[Excerpts from a dataset]
•••••

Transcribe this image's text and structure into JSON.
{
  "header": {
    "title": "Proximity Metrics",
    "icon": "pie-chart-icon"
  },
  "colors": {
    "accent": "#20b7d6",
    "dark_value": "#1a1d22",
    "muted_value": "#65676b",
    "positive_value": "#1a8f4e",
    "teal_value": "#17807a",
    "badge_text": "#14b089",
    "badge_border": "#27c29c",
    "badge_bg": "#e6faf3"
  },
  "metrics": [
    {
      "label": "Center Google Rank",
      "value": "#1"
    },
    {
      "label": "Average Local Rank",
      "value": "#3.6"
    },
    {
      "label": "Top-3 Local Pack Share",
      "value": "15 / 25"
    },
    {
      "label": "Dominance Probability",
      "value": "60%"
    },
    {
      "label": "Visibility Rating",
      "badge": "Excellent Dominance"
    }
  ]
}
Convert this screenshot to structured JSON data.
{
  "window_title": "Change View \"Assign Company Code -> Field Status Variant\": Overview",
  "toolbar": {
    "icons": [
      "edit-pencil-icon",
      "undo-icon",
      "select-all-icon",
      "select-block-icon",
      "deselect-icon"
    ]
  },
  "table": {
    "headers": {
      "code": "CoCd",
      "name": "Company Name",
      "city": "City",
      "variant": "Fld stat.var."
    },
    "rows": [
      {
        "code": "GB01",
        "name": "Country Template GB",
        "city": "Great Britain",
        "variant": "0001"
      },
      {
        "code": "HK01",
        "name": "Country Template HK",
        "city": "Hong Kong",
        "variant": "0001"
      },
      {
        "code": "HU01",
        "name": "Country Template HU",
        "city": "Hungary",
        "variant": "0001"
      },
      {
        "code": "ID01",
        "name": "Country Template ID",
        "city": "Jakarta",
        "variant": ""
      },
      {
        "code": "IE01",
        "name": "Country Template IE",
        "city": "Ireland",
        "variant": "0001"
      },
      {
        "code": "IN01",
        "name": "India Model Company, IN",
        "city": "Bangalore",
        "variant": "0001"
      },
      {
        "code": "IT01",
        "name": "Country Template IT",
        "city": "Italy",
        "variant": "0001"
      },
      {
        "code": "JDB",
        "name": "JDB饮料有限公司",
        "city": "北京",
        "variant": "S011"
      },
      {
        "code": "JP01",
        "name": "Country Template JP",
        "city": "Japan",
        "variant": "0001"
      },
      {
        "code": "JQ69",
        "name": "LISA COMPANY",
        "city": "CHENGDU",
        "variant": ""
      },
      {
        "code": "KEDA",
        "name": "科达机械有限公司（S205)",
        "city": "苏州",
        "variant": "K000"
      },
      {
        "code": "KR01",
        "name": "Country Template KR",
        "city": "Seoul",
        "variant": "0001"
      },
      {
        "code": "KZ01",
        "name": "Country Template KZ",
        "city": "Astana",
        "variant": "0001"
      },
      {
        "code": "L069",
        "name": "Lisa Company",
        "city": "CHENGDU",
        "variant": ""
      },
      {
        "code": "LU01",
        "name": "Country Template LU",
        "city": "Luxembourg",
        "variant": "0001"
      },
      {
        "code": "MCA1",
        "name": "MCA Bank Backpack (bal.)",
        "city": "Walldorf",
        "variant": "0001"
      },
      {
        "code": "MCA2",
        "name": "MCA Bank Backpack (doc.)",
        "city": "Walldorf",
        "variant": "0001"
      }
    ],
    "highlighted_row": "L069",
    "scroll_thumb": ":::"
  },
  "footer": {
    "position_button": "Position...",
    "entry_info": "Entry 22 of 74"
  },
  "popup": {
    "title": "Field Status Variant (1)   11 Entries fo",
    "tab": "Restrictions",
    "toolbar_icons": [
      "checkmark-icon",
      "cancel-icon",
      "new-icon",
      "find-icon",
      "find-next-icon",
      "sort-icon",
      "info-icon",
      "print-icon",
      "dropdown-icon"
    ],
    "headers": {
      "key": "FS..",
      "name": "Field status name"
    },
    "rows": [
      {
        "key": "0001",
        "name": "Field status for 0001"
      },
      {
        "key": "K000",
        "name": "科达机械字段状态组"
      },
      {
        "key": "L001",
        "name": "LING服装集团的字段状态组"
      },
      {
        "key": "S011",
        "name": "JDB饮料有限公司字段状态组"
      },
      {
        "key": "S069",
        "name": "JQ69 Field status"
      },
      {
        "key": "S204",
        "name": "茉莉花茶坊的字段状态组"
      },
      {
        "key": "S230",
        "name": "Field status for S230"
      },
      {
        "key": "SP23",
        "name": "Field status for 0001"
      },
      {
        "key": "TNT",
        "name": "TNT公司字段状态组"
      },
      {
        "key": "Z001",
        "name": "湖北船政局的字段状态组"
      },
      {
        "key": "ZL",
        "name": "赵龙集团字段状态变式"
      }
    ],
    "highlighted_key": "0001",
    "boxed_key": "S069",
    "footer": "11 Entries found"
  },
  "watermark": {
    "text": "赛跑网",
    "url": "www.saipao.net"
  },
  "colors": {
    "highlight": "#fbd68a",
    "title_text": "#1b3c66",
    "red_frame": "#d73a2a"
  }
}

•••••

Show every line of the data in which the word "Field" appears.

**SOLUTION TO THE EXERCISE**:
  "window_title": "Change View \"Assign Company Code -> Field Status Variant\": Overview",
    "title": "Field Status Variant (1)   11 Entries fo",
      "name": "Field status name"
        "name": "Field status for 0001"
        "name": "JQ69 Field status"
        "name": "Field status for S230"
        "name": "Field status for 0001"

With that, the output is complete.